= Beginning of Section =
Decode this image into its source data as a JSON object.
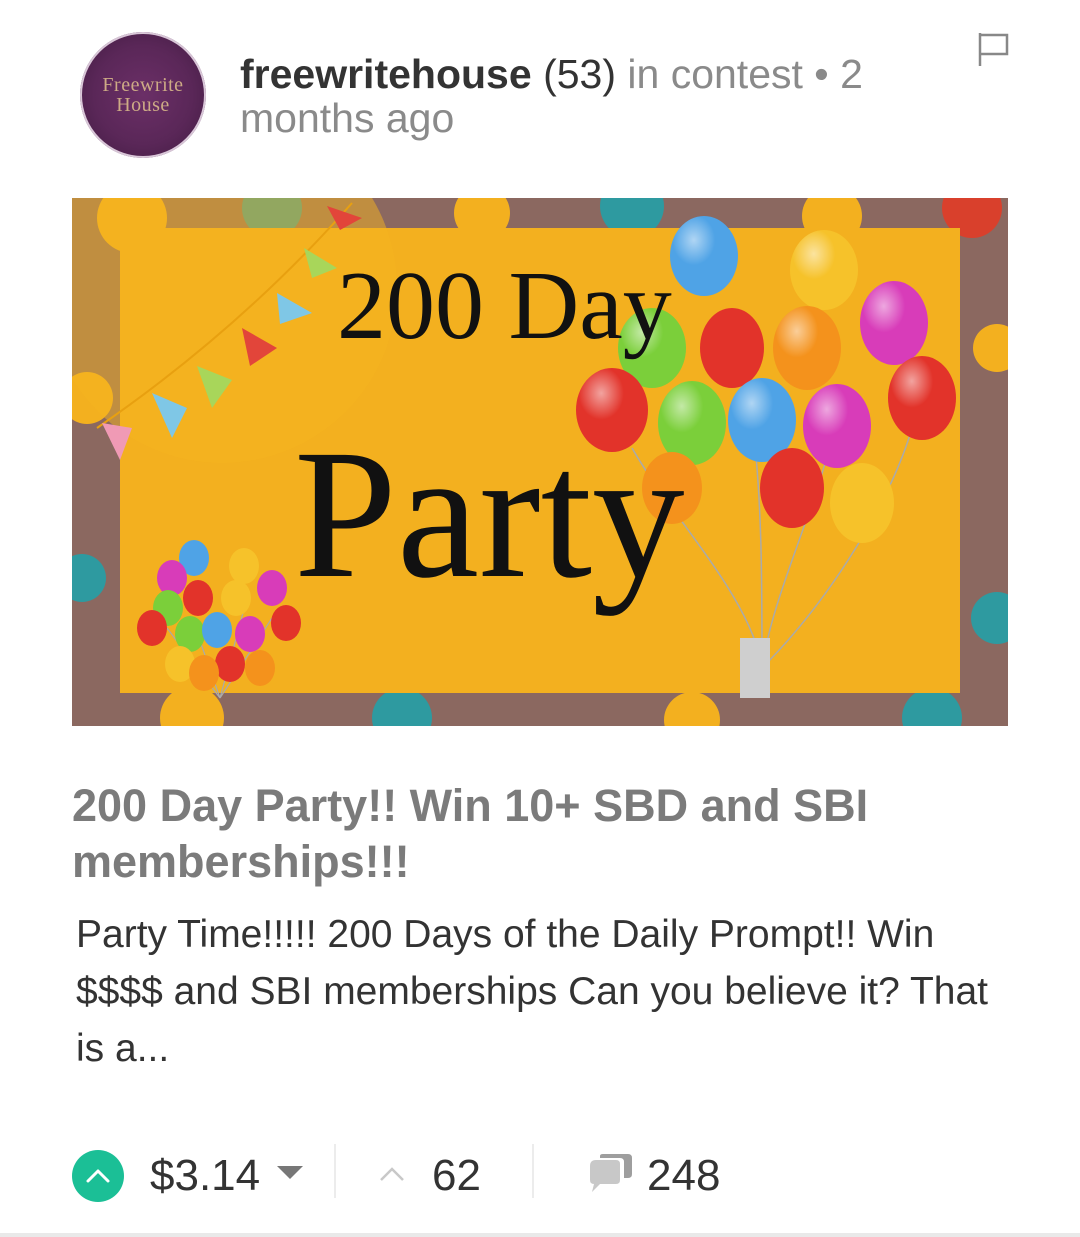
{
  "post": {
    "author": "freewritehouse",
    "reputation": "(53)",
    "context": "in contest",
    "separator": "•",
    "time": "2 months ago",
    "avatar_text_line1": "Freewrite",
    "avatar_text_line2": "House",
    "image_line1": "200 Day",
    "image_line2": "Party",
    "title": "200 Day Party!! Win 10+ SBD and SBI memberships!!!",
    "excerpt": "Party Time!!!!! 200 Days of the Daily Prompt!! Win $$$$ and SBI memberships Can you believe it? That is a..."
  },
  "footer": {
    "payout": "$3.14",
    "votes": "62",
    "comments": "248"
  },
  "colors": {
    "accent": "#1bbf96",
    "banner_bg": "#f3b01f",
    "avatar_bg": "#5a2758"
  },
  "icons": [
    "flag-icon",
    "upvote-icon",
    "dropdown-caret-icon",
    "upvote-count-icon",
    "comments-icon"
  ]
}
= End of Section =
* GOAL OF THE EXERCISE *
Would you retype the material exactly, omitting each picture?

* RESULT *
Decode this image into its source data as a JSON object.
{
  "post": {
    "author": "freewritehouse",
    "reputation": "(53)",
    "context": "in contest",
    "separator": "•",
    "time": "2 months ago",
    "avatar_text_line1": "Freewrite",
    "avatar_text_line2": "House",
    "image_line1": "200 Day",
    "image_line2": "Party",
    "title": "200 Day Party!! Win 10+ SBD and SBI memberships!!!",
    "excerpt": "Party Time!!!!! 200 Days of the Daily Prompt!! Win $$$$ and SBI memberships Can you believe it? That is a..."
  },
  "footer": {
    "payout": "$3.14",
    "votes": "62",
    "comments": "248"
  },
  "colors": {
    "accent": "#1bbf96",
    "banner_bg": "#f3b01f",
    "avatar_bg": "#5a2758"
  },
  "icons": [
    "flag-icon",
    "upvote-icon",
    "dropdown-caret-icon",
    "upvote-count-icon",
    "comments-icon"
  ]
}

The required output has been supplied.